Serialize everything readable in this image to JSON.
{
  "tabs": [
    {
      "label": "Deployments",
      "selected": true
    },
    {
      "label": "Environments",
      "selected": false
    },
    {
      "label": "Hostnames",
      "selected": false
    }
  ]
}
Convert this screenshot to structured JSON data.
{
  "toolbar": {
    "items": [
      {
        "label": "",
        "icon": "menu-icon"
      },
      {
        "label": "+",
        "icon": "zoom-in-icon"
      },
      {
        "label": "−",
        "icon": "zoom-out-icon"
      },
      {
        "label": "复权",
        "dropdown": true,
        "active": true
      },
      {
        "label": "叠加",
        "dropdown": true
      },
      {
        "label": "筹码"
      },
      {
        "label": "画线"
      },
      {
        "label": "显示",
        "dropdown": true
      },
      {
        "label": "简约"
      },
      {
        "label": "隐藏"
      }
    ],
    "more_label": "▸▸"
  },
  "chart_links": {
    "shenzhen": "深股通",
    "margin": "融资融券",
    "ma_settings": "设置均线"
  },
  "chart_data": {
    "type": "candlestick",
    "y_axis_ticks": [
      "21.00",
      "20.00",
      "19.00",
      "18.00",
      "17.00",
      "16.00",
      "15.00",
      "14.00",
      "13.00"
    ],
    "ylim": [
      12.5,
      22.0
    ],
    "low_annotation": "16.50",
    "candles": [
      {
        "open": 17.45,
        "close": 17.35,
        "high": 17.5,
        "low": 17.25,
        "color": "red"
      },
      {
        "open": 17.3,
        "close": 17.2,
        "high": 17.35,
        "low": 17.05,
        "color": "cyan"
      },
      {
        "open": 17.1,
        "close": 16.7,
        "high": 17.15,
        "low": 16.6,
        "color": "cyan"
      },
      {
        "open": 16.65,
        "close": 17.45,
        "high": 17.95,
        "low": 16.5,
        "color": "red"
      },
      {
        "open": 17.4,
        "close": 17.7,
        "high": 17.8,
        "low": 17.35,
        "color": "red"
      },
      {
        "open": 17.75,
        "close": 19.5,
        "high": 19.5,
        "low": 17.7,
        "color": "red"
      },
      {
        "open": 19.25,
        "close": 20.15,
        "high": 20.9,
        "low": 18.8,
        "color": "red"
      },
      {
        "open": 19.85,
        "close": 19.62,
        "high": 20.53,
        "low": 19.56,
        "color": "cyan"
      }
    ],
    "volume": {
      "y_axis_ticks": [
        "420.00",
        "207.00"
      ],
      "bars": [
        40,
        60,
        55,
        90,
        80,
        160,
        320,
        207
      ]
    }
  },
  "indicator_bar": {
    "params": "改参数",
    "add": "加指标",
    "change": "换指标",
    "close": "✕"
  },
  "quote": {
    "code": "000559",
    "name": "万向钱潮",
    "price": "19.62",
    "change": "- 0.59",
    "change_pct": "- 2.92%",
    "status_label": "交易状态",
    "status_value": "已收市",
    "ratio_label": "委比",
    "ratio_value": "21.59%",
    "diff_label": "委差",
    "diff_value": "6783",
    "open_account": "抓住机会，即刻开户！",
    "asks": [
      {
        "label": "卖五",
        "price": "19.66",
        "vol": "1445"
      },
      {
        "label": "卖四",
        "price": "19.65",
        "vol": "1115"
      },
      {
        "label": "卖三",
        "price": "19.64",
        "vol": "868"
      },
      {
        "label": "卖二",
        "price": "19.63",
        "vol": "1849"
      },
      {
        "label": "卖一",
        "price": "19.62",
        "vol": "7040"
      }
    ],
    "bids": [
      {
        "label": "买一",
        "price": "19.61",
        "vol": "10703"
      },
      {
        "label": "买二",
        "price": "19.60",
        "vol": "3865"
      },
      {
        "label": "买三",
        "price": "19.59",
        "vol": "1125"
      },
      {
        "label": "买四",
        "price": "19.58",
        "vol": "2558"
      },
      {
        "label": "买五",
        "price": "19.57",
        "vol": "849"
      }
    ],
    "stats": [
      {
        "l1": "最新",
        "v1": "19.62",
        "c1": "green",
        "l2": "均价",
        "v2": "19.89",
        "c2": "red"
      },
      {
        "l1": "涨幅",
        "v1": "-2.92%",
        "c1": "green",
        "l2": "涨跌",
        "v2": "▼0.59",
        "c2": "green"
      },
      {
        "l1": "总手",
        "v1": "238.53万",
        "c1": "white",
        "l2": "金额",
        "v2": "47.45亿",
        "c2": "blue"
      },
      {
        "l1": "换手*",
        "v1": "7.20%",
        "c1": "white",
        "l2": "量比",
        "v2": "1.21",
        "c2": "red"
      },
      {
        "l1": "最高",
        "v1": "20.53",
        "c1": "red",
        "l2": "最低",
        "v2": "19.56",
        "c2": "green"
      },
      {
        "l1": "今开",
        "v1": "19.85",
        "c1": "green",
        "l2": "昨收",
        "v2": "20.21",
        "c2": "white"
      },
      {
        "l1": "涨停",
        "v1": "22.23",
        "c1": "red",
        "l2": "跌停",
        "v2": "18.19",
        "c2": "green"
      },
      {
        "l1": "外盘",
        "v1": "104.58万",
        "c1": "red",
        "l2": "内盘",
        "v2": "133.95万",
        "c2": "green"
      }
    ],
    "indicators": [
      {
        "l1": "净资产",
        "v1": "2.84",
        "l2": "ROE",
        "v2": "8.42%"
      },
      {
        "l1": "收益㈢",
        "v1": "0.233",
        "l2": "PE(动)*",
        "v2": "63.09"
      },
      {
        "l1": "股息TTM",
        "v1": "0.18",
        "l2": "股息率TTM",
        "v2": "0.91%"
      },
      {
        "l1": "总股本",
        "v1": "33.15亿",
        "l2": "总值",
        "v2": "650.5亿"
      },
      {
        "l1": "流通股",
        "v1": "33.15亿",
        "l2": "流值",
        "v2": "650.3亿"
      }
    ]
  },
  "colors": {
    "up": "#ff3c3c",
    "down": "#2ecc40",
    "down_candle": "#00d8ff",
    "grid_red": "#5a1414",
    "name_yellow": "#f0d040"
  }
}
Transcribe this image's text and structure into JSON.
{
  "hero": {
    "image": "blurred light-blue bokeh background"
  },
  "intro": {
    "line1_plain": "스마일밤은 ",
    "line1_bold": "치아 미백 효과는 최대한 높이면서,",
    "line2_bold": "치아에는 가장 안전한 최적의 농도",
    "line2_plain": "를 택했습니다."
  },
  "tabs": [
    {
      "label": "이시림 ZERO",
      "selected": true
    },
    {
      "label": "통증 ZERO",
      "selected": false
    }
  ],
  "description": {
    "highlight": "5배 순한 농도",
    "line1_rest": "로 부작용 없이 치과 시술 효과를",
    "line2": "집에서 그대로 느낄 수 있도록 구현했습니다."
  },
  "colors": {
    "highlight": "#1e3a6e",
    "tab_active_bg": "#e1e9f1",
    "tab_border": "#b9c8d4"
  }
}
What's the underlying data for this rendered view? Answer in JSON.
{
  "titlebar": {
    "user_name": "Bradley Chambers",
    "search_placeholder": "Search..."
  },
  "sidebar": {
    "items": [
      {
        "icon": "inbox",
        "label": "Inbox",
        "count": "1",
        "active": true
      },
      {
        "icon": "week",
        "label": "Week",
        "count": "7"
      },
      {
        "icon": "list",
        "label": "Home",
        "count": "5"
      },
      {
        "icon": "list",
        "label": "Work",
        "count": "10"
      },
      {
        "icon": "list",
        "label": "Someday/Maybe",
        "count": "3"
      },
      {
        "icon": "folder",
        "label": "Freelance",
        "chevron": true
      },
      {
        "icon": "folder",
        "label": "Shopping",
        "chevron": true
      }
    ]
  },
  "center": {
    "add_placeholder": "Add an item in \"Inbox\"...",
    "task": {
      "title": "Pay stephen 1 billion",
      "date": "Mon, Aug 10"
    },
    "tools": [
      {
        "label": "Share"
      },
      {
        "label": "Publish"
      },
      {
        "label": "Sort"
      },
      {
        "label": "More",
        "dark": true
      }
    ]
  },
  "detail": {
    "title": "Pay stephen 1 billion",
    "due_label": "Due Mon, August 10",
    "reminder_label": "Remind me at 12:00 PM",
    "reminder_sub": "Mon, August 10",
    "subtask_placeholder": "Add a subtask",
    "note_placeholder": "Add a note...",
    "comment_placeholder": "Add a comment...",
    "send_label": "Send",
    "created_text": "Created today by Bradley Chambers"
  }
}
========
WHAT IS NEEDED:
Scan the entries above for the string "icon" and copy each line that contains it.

RESPONSE TO THIS TASK:
        "icon": "menu-icon"
        "icon": "zoom-in-icon"
        "icon": "zoom-out-icon"
        "icon": "inbox",
        "icon": "week",
        "icon": "list",
        "icon": "list",
        "icon": "list",
        "icon": "folder",
        "icon": "folder",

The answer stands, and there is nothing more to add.